It has been six full years since we last experienced life as a racketeer, in the open-world game Mafia II. In Mafia III – 2K games new stellar entry into the franchise – you take on the role of Lincoln Clay, a Vietnam War soldier who starts his own criminal empire in the fictional city of New Bordeaux. Clay starts from the bottom and climbs his way to prominence in the Black mob, but after being double-crossed, and left for dead by his so-called companions, Clay sets out on a path for revenge against a rival Mafioso leader, Sal Marcano.
The use of historical footage from 1968 allows the game to delve into the history of mob rule and racism in the United States after the Vietnam War. The presentation of racial issues embedded in the game, allows for a more detailed account of the 1960’s setting, one that forces players to confront real issues such as racism, segregation and violence.
Video game developers have usually ignored depicting such a contentious period, but developer Hanger 13 successfully captures the life of a black mobster in the 1960’s by using historical footage and the excellent voice acting to bring the games lavish cut-scenes to life. Even the city of New Bordeaux – with its true-to- life period details, soundtracks, detailed cars, buildings, and historical documentary cuttings – creates an authentic open-world game; one that enriches players with other tasks to complete other than the main story.
As you progress in the story, main missions are accomplished by completing smaller side quests. Each of the side-missions consists of murdering targets, destroying shipments, and killing district leaders, all in the pursuit of reaping some righteous vengeance against Sal Marcano and his henchmen. Though Mafia III’s campaign contains some intense, action-filled moments, each of Mafia III’s missions are hidden under a pile of recurring filler quests.

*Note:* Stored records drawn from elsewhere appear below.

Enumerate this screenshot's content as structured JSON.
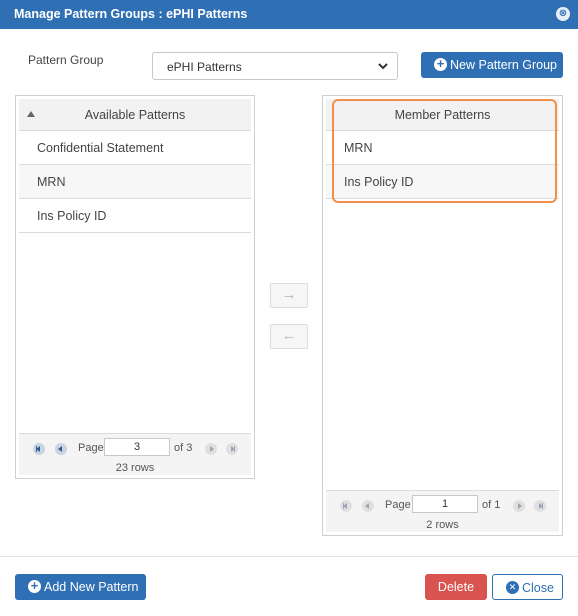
{
  "dialog": {
    "title": "Manage Pattern Groups : ePHI Patterns",
    "close_glyph": "⊗"
  },
  "pattern_group": {
    "label": "Pattern Group",
    "selected": "ePHI Patterns"
  },
  "new_group_button": {
    "label": "New Pattern Group",
    "icon": "plus-circle-icon"
  },
  "available": {
    "header": "Available Patterns",
    "rows": [
      "Confidential Statement",
      "MRN",
      "Ins Policy ID"
    ],
    "pager": {
      "page_label": "Page",
      "page": "3",
      "of_label": "of 3",
      "rows_info": "23 rows"
    }
  },
  "member": {
    "header": "Member Patterns",
    "rows": [
      "MRN",
      "Ins Policy ID"
    ],
    "pager": {
      "page_label": "Page",
      "page": "1",
      "of_label": "of 1",
      "rows_info": "2 rows"
    }
  },
  "move_buttons": {
    "add": "→",
    "remove": "←"
  },
  "footer": {
    "add_pattern": "Add New Pattern",
    "delete": "Delete",
    "close": "Close"
  },
  "colors": {
    "primary": "#2f6fb4",
    "danger": "#d9534f",
    "highlight": "#f0904a"
  }
}
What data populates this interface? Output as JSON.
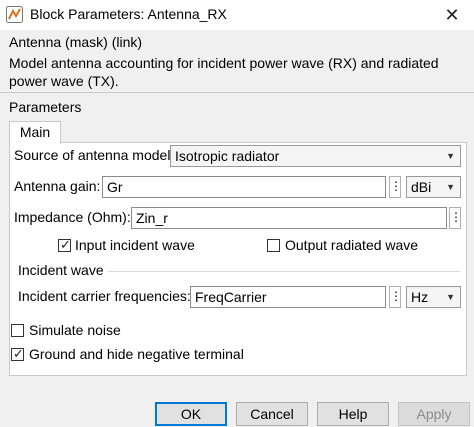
{
  "window": {
    "title": "Block Parameters: Antenna_RX",
    "close_glyph": "✕"
  },
  "mask": {
    "title": "Antenna (mask) (link)",
    "description": "Model antenna accounting for incident power wave (RX) and radiated power wave (TX)."
  },
  "parameters": {
    "label": "Parameters",
    "tabs": [
      {
        "label": "Main",
        "active": true
      }
    ],
    "source_model": {
      "label": "Source of antenna model:",
      "value": "Isotropic radiator"
    },
    "antenna_gain": {
      "label": "Antenna gain:",
      "value": "Gr",
      "unit": "dBi"
    },
    "impedance": {
      "label": "Impedance (Ohm):",
      "value": "Zin_r"
    },
    "input_incident_wave": {
      "label": "Input incident wave",
      "checked": true
    },
    "output_radiated_wave": {
      "label": "Output radiated wave",
      "checked": false
    },
    "incident_wave_group": {
      "label": "Incident wave"
    },
    "carrier_frequencies": {
      "label": "Incident carrier frequencies:",
      "value": "FreqCarrier",
      "unit": "Hz"
    },
    "simulate_noise": {
      "label": "Simulate noise",
      "checked": false
    },
    "ground_terminal": {
      "label": "Ground and hide negative terminal",
      "checked": true
    }
  },
  "buttons": {
    "ok": "OK",
    "cancel": "Cancel",
    "help": "Help",
    "apply": "Apply"
  },
  "colors": {
    "accent": "#0078d7",
    "app_icon": "#e07020"
  }
}
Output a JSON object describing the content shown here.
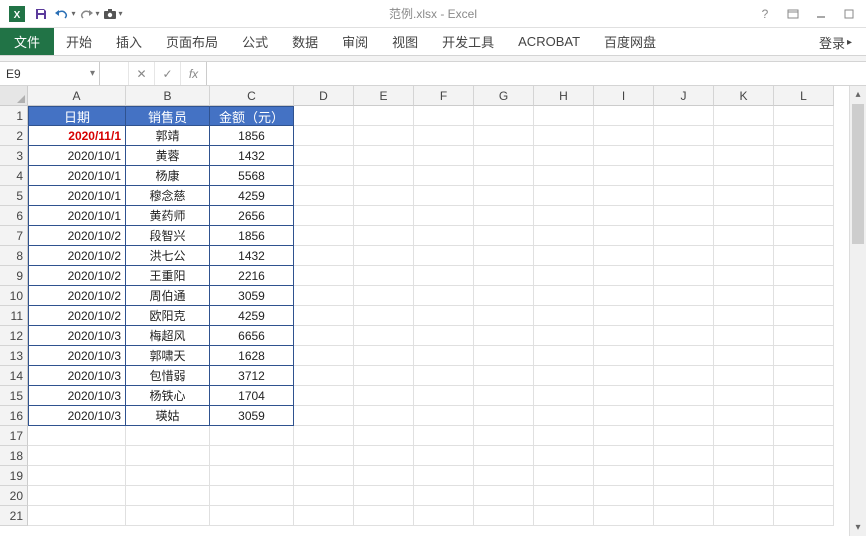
{
  "app": {
    "title": "范例.xlsx - Excel"
  },
  "qat": {
    "excel_icon": "excel-icon",
    "save_icon": "save-icon",
    "undo_icon": "undo-icon",
    "redo_icon": "redo-icon",
    "camera_icon": "camera-icon"
  },
  "ribbon": {
    "file": "文件",
    "tabs": [
      "开始",
      "插入",
      "页面布局",
      "公式",
      "数据",
      "审阅",
      "视图",
      "开发工具",
      "ACROBAT",
      "百度网盘"
    ],
    "login": "登录"
  },
  "namebox": {
    "value": "E9"
  },
  "grid": {
    "columns": [
      "A",
      "B",
      "C",
      "D",
      "E",
      "F",
      "G",
      "H",
      "I",
      "J",
      "K",
      "L"
    ],
    "headers": {
      "A": "日期",
      "B": "销售员",
      "C": "金额（元）"
    },
    "rows": [
      {
        "num": 1
      },
      {
        "num": 2,
        "A": "2020/11/1",
        "B": "郭靖",
        "C": "1856",
        "hl": true
      },
      {
        "num": 3,
        "A": "2020/10/1",
        "B": "黄蓉",
        "C": "1432"
      },
      {
        "num": 4,
        "A": "2020/10/1",
        "B": "杨康",
        "C": "5568"
      },
      {
        "num": 5,
        "A": "2020/10/1",
        "B": "穆念慈",
        "C": "4259"
      },
      {
        "num": 6,
        "A": "2020/10/1",
        "B": "黄药师",
        "C": "2656"
      },
      {
        "num": 7,
        "A": "2020/10/2",
        "B": "段智兴",
        "C": "1856"
      },
      {
        "num": 8,
        "A": "2020/10/2",
        "B": "洪七公",
        "C": "1432"
      },
      {
        "num": 9,
        "A": "2020/10/2",
        "B": "王重阳",
        "C": "2216"
      },
      {
        "num": 10,
        "A": "2020/10/2",
        "B": "周伯通",
        "C": "3059"
      },
      {
        "num": 11,
        "A": "2020/10/2",
        "B": "欧阳克",
        "C": "4259"
      },
      {
        "num": 12,
        "A": "2020/10/3",
        "B": "梅超风",
        "C": "6656"
      },
      {
        "num": 13,
        "A": "2020/10/3",
        "B": "郭啸天",
        "C": "1628"
      },
      {
        "num": 14,
        "A": "2020/10/3",
        "B": "包惜弱",
        "C": "3712"
      },
      {
        "num": 15,
        "A": "2020/10/3",
        "B": "杨铁心",
        "C": "1704"
      },
      {
        "num": 16,
        "A": "2020/10/3",
        "B": "瑛姑",
        "C": "3059"
      },
      {
        "num": 17
      },
      {
        "num": 18
      },
      {
        "num": 19
      },
      {
        "num": 20
      },
      {
        "num": 21
      }
    ]
  }
}
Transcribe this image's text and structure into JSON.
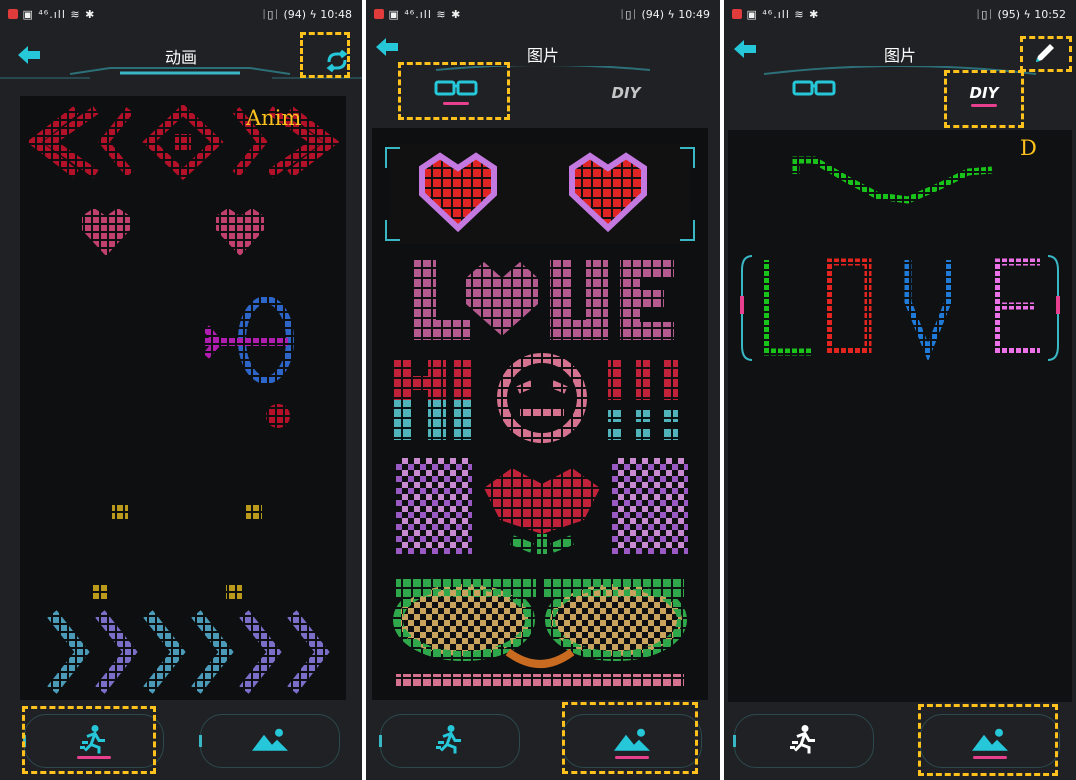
{
  "screens": [
    {
      "status": {
        "left": "▣ ⁴⁶.ıll ≋ ✱",
        "right": "ᛁ▯ᛁ (94) ϟ 10:48"
      },
      "title": "动画",
      "annotation": "Anim",
      "nav": {
        "active": "animation"
      }
    },
    {
      "status": {
        "left": "▣ ⁴⁶.ıll ≋ ✱",
        "right": "ᛁ▯ᛁ (94) ϟ 10:49"
      },
      "title": "图片",
      "tabs": {
        "active": "glasses",
        "diy_label": "DIY"
      },
      "nav": {
        "active": "picture"
      }
    },
    {
      "status": {
        "left": "▣ ⁴⁶.ıll ≋ ✱",
        "right": "ᛁ▯ᛁ (95) ϟ 10:52"
      },
      "title": "图片",
      "tabs": {
        "active": "diy",
        "diy_label": "DIY"
      },
      "annotation": "D",
      "nav": {
        "active": "picture"
      }
    }
  ],
  "colors": {
    "accent": "#25c7d9",
    "highlight": "#ffc21c",
    "indicator": "#e8408f",
    "background": "#1f2124"
  },
  "icons": [
    "back-arrow-icon",
    "loop-icon",
    "edit-pencil-icon",
    "glasses-icon",
    "running-man-icon",
    "mountain-picture-icon"
  ]
}
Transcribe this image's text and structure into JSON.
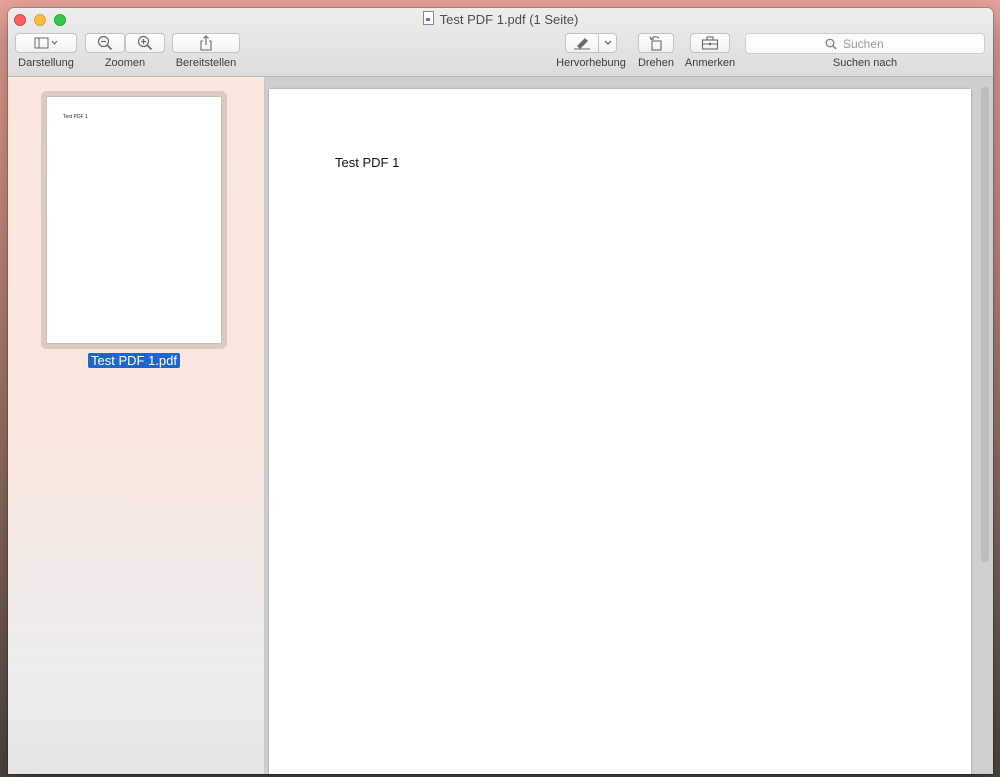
{
  "window": {
    "title": "Test PDF 1.pdf (1 Seite)"
  },
  "toolbar": {
    "view_label": "Darstellung",
    "zoom_label": "Zoomen",
    "share_label": "Bereitstellen",
    "highlight_label": "Hervorhebung",
    "rotate_label": "Drehen",
    "annotate_label": "Anmerken",
    "search_label": "Suchen nach",
    "search_placeholder": "Suchen"
  },
  "icons": {
    "view": "sidebar-icon",
    "zoom_out": "zoom-out-icon",
    "zoom_in": "zoom-in-icon",
    "share": "share-icon",
    "highlight": "highlighter-icon",
    "rotate": "rotate-left-icon",
    "annotate": "toolbox-icon",
    "search": "search-icon"
  },
  "sidebar": {
    "thumbnails": [
      {
        "label": "Test PDF 1.pdf",
        "page_text": "Test PDF 1"
      }
    ]
  },
  "document": {
    "page_text": "Test PDF 1"
  },
  "colors": {
    "selection": "#1f64cf",
    "close": "#fc605c",
    "minimize": "#fdbc40",
    "maximize": "#34c84a"
  }
}
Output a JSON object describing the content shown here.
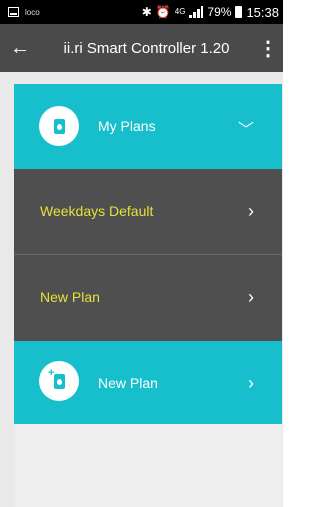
{
  "status_bar": {
    "app_name": "loco",
    "network": "4G",
    "battery": "79%",
    "time": "15:38"
  },
  "app_bar": {
    "title": "ii.ri Smart Controller 1.20"
  },
  "plans": {
    "header_label": "My Plans",
    "items": [
      {
        "label": "Weekdays Default"
      },
      {
        "label": "New Plan"
      }
    ],
    "add_label": "New Plan"
  },
  "colors": {
    "accent": "#17bfcc",
    "row_bg": "#4f4f4f",
    "row_text": "#e6e23a",
    "app_bar": "#4a4a4a"
  }
}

Within that repetitive loop, most of the exchanges in the game take the form of shooting or fighting. Combat is just this awesome visceral dance of violence, with Lincoln dangerous from both far-range and up-close combat. There is this moment when the firing pin clicks and you have no more bullets left and instead of worrying, you rely on your ability to overcome enemies by using your close-quarter skills. Lincoln’s military training is instantly recognizable in moments like these, but the AI’s simplistic behavior makes it almost too easy to defeat enemies.
In addition, Mafia III fails to distinguish itself from other sandbox shooters like Grand Theft Auto, and its core mechanics cannot seem to master the basics; swapping cover feels awkward, AI feels unsophisticated, mission structure is repetitive and combat is all too easy. These issues are somewhat forgivable in light of the game’s outstanding storytelling, plot design, and voice work, but it is difficult to forgive Mafia III’s technical issues.
While it is very uncommon for a video game to be bug-free, the multitude of glitches present in the game is obvious. Coupled with the games many technical problems, the games poor graphics, flat textures, lighting issues only serves to highlight that the game was released unfinished. Despite the games technical and graphical disappointments, Mafia III writing, storytelling, themes, and acting are superb, but the game’s repetitive missions and technical issues drag the experience down even further.
|Repetitive mission structure
Graphical issues – Flat textures, shadow, lighting issues